Sometimes the Mostly Mozart Festival's typical formula for a concert--back-to-back soloists on each side of the intermission--can be too much of a muchness. The evening may be too long. One virtuoso may overshadow another.

But when the players are of the caliber of pianist Emanuel Ax and violinist Nadja Salerno-Sonnenberg, who played with the Mostly Mozart Orchestra last night at the Kennedy Center, the complainer about so much muchness is left empty-handed.

Ax's caressing way with the 17th piano concerto, K. 453, was bewitching. Not even in "The Magic Flute" does Mozart's euphoric mode glow more unblinkingly than in this concerto. Ax captures the almost conversational character of this concerto's poetry just about as fetchingly as one could imagine. The tone was unfailingly beautiful. Rhythms were exactly precise, in an inconspicuous way. The music never failed to breathe. Dynamics were marvelous (especially in the first digression from the main theme in the last movement). The work was embraced in warmth without ever seeming sentimental.

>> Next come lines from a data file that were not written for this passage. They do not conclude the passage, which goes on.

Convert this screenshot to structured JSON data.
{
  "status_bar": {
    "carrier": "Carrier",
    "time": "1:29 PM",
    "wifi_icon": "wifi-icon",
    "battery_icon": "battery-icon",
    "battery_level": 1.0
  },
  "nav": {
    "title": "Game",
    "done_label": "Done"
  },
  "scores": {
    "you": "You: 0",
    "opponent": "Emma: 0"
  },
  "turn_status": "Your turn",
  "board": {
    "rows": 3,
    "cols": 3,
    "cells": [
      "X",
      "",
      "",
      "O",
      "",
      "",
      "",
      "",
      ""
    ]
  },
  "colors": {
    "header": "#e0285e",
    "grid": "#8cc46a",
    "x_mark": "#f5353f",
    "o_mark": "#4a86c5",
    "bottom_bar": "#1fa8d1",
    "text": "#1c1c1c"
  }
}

This quality of Mozart playing is something the new generation of American Mozart pianists has brought to us that we did not have before. With earlier generations, American playing was sometimes too muscular for Mozart's delicate nuances (with the notable exception of Eugene Istomin). But today the Mozart playing of Ax--and of his contemporaries Murray Perahia and Peter Serkin--is peerless. In the 17th, the Mostly Mozart Orchestra, under Gerard Schwarz, sounded stylish.

The less experienced Salerno-Sonnenberg did not phrase at quite this level, but she wasn't far behind. Her version of the Third Violin Concerto was classically proportioned and eminently thoughtful. The profoundly soulful slow movement was not yet as passionate, though, as it is in the hands of Isaac Stern, for instance.

Salerno-Sonnenberg's technique was formidable indeed. From top to bottom the tone was rich and even. Her command of the notes was flawless. At only 22, she appears to be a major talent.

She and Ax had never played together before this week, but in what the Mostly Mozart Festival calls its "pre-concerts"--chamber music recitals that come an hour before the main concert--the two were elegant Mozart stylists in the Mozart violin and piano sonata K. 304.

Ax also played the Brahms A Minor and A Major intermezzos, Op. 118. His performance of the lyric A Major, especially, was enchanting.

Schwarz also led the orchestra in energetic, if not exactly electrifying, versions of the J.C. Bach Sinfonia in D and the Mendelssohn "Italian" Symphony.